Exercise: Filtering the records below, copy only those lines that include the word "publicatiedatum".

Given information:
= = =

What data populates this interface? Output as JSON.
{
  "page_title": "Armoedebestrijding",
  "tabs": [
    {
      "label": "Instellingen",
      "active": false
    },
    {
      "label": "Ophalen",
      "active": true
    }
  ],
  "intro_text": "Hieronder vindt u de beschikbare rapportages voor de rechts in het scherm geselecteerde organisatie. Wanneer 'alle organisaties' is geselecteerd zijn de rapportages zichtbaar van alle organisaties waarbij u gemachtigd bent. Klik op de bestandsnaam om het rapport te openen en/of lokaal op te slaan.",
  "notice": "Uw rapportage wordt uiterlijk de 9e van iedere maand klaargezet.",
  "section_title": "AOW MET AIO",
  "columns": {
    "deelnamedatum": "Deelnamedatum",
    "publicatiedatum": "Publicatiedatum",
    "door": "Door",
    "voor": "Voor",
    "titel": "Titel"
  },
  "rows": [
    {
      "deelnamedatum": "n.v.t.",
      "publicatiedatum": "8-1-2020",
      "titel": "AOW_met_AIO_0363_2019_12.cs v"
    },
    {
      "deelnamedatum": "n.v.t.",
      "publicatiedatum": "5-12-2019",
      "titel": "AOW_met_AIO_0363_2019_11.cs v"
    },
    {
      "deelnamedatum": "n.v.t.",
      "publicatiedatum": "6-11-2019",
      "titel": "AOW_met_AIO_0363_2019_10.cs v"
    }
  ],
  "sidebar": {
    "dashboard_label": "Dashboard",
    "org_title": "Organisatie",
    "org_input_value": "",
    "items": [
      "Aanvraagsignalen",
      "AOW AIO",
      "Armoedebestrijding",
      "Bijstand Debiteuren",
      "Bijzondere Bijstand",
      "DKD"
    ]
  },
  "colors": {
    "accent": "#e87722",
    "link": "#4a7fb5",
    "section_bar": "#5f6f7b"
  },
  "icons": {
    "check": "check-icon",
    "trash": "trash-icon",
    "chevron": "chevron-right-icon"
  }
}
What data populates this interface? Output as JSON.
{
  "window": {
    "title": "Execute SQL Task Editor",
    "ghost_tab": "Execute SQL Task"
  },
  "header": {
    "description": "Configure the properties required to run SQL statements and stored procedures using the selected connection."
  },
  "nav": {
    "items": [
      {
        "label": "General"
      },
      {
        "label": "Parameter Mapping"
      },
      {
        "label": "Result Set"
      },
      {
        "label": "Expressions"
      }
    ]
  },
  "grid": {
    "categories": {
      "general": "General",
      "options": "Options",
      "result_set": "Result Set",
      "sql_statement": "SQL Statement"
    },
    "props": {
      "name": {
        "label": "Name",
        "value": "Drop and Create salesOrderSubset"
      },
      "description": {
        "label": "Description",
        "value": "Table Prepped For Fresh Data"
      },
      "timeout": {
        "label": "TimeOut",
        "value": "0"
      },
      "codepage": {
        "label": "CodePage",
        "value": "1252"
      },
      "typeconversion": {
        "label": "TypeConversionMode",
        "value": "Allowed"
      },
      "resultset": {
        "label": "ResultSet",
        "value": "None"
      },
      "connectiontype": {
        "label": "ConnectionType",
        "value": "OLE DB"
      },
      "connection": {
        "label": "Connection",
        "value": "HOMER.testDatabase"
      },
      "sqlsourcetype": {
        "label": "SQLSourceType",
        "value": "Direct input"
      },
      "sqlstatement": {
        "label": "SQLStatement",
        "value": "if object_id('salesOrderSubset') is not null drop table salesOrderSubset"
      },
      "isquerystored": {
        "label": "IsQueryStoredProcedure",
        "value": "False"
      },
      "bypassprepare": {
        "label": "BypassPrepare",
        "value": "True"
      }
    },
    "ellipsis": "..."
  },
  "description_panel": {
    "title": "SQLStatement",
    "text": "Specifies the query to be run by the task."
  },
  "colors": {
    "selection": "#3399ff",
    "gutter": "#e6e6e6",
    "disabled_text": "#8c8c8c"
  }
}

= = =

Answer to the exercise:
    "publicatiedatum": "Publicatiedatum",
      "publicatiedatum": "8-1-2020",
      "publicatiedatum": "5-12-2019",
      "publicatiedatum": "6-11-2019",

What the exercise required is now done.